• _WHAT IS NEEDED_
In the listing below, find each line containing "close" and report it.

• _RECORD SET_

###

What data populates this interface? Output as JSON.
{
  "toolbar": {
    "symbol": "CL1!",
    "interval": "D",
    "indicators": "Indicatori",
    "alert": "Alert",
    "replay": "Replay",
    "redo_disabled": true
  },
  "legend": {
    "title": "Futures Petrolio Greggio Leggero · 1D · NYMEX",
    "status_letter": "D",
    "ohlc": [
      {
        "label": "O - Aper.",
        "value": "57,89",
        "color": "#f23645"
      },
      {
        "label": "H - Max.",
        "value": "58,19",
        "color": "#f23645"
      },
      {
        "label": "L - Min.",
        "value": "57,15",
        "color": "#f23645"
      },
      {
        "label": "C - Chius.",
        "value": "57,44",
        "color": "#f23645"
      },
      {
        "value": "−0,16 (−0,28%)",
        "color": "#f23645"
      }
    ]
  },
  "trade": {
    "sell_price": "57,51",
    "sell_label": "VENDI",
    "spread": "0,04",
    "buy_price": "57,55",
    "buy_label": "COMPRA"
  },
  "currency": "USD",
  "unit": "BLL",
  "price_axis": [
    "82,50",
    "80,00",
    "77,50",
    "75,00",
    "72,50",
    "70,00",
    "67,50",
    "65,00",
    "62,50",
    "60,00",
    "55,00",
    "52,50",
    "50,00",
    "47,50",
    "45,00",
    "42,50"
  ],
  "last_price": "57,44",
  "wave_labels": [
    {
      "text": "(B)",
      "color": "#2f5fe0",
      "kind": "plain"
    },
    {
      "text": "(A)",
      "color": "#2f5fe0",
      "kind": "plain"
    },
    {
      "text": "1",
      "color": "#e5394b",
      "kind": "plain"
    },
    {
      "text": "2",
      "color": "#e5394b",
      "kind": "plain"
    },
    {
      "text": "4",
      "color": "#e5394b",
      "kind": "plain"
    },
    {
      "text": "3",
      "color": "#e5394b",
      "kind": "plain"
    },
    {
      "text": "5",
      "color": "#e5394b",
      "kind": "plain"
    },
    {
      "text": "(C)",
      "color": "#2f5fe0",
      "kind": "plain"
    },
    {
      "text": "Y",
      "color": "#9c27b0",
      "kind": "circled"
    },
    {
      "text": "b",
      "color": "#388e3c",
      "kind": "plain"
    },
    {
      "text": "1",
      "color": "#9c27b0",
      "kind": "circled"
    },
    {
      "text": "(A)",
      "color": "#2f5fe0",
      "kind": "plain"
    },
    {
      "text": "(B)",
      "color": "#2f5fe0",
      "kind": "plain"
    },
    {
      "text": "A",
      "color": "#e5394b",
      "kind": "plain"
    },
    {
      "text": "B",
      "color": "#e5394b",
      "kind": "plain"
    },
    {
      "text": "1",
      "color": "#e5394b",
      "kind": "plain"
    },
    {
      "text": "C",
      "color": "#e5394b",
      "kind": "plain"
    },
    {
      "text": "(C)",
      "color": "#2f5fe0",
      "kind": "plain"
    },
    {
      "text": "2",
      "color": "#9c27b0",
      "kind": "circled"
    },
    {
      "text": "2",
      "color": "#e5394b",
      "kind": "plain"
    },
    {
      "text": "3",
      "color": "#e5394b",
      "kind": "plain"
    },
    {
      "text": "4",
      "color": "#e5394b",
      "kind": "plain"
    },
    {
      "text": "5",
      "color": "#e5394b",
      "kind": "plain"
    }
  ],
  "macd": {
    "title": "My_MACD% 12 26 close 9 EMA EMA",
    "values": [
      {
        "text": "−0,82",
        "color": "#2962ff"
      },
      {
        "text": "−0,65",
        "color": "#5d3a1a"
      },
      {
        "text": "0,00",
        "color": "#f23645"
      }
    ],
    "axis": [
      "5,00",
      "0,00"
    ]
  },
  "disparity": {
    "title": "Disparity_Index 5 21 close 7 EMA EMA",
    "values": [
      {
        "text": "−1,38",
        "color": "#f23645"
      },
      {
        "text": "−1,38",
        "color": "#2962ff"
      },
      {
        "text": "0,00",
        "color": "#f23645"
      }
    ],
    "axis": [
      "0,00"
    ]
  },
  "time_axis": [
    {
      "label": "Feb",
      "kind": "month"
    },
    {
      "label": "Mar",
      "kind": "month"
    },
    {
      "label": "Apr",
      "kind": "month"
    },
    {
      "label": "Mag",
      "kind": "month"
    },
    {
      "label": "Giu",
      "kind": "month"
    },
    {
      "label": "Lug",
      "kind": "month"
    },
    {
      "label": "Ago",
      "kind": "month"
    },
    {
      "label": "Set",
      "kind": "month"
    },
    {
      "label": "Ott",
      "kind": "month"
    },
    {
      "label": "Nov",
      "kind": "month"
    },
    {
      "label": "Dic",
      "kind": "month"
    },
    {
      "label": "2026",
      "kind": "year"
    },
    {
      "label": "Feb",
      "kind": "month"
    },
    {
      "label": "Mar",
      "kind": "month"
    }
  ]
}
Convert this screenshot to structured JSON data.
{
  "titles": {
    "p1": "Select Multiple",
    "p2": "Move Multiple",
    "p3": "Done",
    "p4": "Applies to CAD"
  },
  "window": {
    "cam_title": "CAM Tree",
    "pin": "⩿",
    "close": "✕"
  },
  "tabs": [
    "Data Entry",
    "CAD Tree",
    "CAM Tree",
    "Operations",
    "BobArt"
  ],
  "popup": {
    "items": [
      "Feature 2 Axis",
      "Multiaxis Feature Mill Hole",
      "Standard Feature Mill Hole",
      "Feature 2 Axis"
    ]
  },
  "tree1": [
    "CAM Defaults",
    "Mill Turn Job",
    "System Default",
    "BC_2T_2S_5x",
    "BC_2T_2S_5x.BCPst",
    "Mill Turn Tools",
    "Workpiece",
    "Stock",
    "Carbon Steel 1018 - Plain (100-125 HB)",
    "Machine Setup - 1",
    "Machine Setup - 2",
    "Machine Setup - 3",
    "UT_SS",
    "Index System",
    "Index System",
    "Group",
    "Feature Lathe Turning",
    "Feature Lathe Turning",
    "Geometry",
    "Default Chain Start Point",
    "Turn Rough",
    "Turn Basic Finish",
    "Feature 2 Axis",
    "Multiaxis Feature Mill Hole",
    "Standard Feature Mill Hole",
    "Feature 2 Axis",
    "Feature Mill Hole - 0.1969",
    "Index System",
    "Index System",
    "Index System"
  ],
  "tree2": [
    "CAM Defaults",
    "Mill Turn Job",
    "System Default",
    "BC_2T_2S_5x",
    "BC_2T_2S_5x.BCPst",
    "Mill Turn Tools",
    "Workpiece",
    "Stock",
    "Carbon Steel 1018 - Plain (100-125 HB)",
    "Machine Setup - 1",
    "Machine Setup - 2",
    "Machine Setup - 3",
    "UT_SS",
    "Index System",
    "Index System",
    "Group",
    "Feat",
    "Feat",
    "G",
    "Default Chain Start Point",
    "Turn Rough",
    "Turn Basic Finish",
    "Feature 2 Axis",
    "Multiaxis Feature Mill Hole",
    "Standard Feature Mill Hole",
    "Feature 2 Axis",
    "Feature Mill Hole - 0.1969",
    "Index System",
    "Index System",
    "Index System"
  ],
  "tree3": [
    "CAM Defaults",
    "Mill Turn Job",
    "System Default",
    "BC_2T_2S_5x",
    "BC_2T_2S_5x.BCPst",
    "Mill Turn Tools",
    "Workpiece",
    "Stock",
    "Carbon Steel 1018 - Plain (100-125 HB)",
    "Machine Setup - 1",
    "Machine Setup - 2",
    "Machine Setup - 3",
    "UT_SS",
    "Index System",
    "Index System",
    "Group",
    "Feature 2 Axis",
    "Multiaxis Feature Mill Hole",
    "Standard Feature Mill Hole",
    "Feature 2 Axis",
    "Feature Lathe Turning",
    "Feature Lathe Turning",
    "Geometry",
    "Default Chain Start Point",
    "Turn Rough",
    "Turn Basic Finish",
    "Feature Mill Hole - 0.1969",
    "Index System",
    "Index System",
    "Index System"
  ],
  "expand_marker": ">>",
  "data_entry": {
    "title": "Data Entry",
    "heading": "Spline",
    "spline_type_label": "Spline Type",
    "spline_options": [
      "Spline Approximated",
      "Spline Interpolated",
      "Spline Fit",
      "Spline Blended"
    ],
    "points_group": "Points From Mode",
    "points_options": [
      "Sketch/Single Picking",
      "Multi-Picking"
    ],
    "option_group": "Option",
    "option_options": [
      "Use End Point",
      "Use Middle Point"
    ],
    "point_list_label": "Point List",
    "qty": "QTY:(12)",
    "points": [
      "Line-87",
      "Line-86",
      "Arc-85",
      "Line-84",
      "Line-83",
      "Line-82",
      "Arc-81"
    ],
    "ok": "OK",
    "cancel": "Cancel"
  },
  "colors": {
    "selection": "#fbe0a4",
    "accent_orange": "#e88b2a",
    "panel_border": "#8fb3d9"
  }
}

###

• _TASK ANSWER_
    "title": "My_MACD% 12 26 close 9 EMA EMA",
    "title": "Disparity_Index 5 21 close 7 EMA EMA",
    "close": "✕"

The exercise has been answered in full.